The Xbox indeed develops back to its PC heritage and becomes increasingly flexible. It fulfils a PC's functions, but with the convenience of a console. Sony does have a lot of competition on their hands, and yet they don't seem to do much about it. In view of the PS3's impressive hardware architecture, it's difficult to say if they are able to lower its price, but that would be a first step in the right direction.

All this doesn't even take into account the effect of cloud computing. Maybe the 360 will be the last console you ever buy, because the rest will be done in the cloud. Not only would this apply to applications but also to gaming.

This demands the questions: Will one platform be obsolete one day? What will happen to the PC? Surely it won't disappear, but it will suffer. Eventually you might simply end up with another Microsoft product.

What do you think? Are consoles the future of computing?


A Swan Song For USB

usb I think that USB is a pretty awesome little technology.

I love it because for the most part, the cables  are standardized. The same cable can be used to transfer photos from my camera to my computer, charge my BlackBerry or transfer data from computer to my external hard drive.

I also think that there are some ways that they can be improved.

The way most USB cables work is that they have a larger end that plugs into computers and a smaller end (I've heard it termed "mini USB") that plugs into devices. However, not all devices use the same mini-USB on the other end, and that means that I end up having to use a bunch of different cables.  I'm able to use a regular USB cable to transfer data to and from my phone (a Nokia 6301) but am unable to charge my phone via USB. In order to even get the above photo onto my computer from my camera (a Sony Cybershot), I had to use another, non-standard USB cable - the one that can be seen in the top left of the picture.
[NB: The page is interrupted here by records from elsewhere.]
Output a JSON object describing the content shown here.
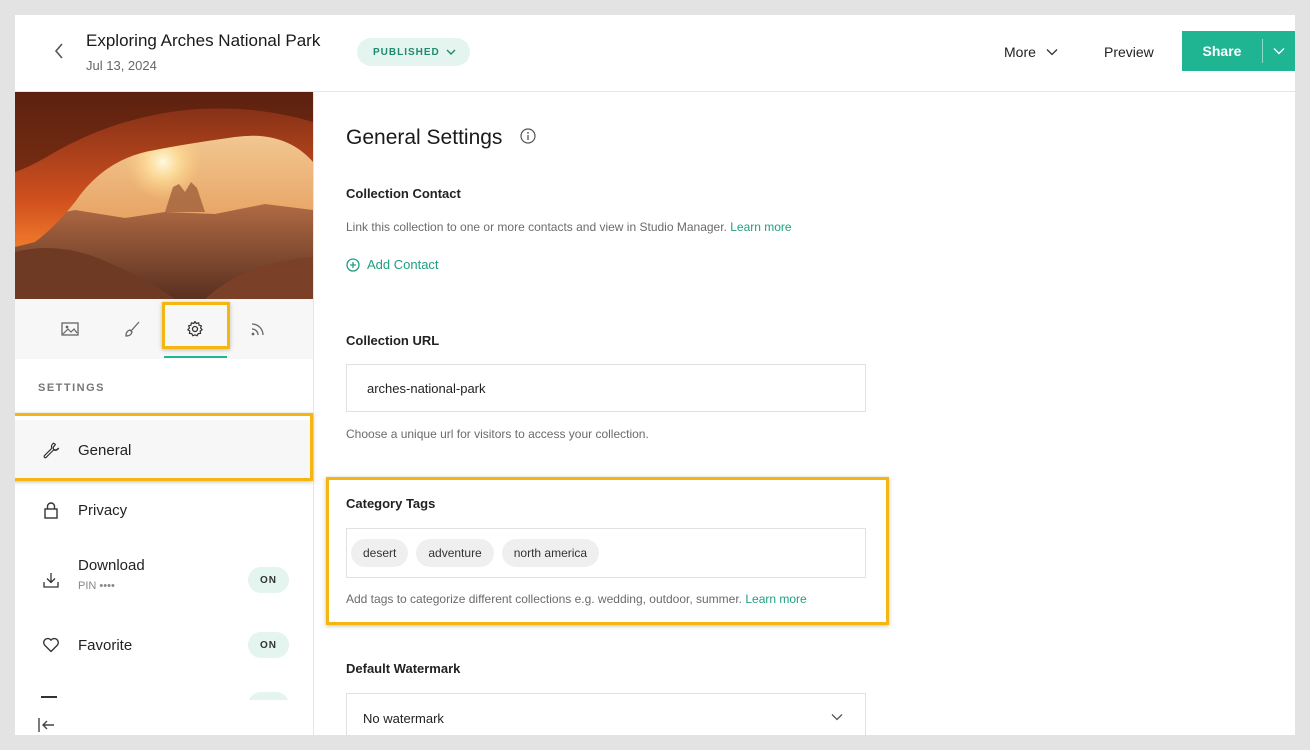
{
  "header": {
    "title": "Exploring Arches National Park",
    "date": "Jul 13, 2024",
    "status": "PUBLISHED",
    "more_label": "More",
    "preview_label": "Preview",
    "share_label": "Share",
    "accent_color": "#1fb592"
  },
  "sidebar": {
    "tabs": [
      {
        "icon": "image-icon"
      },
      {
        "icon": "brush-icon"
      },
      {
        "icon": "gear-icon",
        "active": true
      },
      {
        "icon": "rss-icon"
      }
    ],
    "section_label": "SETTINGS",
    "items": [
      {
        "label": "General",
        "icon": "wrench-icon",
        "active": true
      },
      {
        "label": "Privacy",
        "icon": "lock-icon"
      },
      {
        "label": "Download",
        "icon": "download-icon",
        "sub": "PIN ••••",
        "toggle": "ON"
      },
      {
        "label": "Favorite",
        "icon": "heart-icon",
        "toggle": "ON"
      }
    ]
  },
  "main": {
    "title": "General Settings",
    "contact": {
      "label": "Collection Contact",
      "help": "Link this collection to one or more contacts and view in Studio Manager.",
      "learn_more": "Learn more",
      "add_label": "Add Contact"
    },
    "url": {
      "label": "Collection URL",
      "value": "arches-national-park",
      "help": "Choose a unique url for visitors to access your collection."
    },
    "tags": {
      "label": "Category Tags",
      "items": [
        "desert",
        "adventure",
        "north america"
      ],
      "help": "Add tags to categorize different collections e.g. wedding, outdoor, summer.",
      "learn_more": "Learn more"
    },
    "watermark": {
      "label": "Default Watermark",
      "value": "No watermark"
    }
  }
}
That meant that I had to unplug my iPod, a device that uses still another type of USB cable.

At least it seems like those Europeans are doing something about standardizing cables. According to BoingBoing, the European Commission is going to make all phones be manufactured so that they can use a standardized charger, and it would be great if they settled on USB as the standard.

I also think it would be great if someone developed a USB cable that also functioned like a memory stick such that you could use it to transfer data between devices, simply use it to store data. I think it would also be a great idea to have these cables work more like standard electrical cables, with a "male" end and a "female" end. That way, cables could easily be extended.

475px-usb_iconsvgAnother option would be to have both ends the same so that it would be easy to transfer data between two devices without using a computer in the middle. For example, a short USB cable like the one in the photo above with both ends the same could be used to transfer all of the photos off of my phone onto my friend's USB memory stick.

Alas, I fear that advances in wireless device charging and data transfer might render the underrated USB cable obsolete.

If you still want to read more about USB, be sure and check out the in-depth Wikipedia article about it.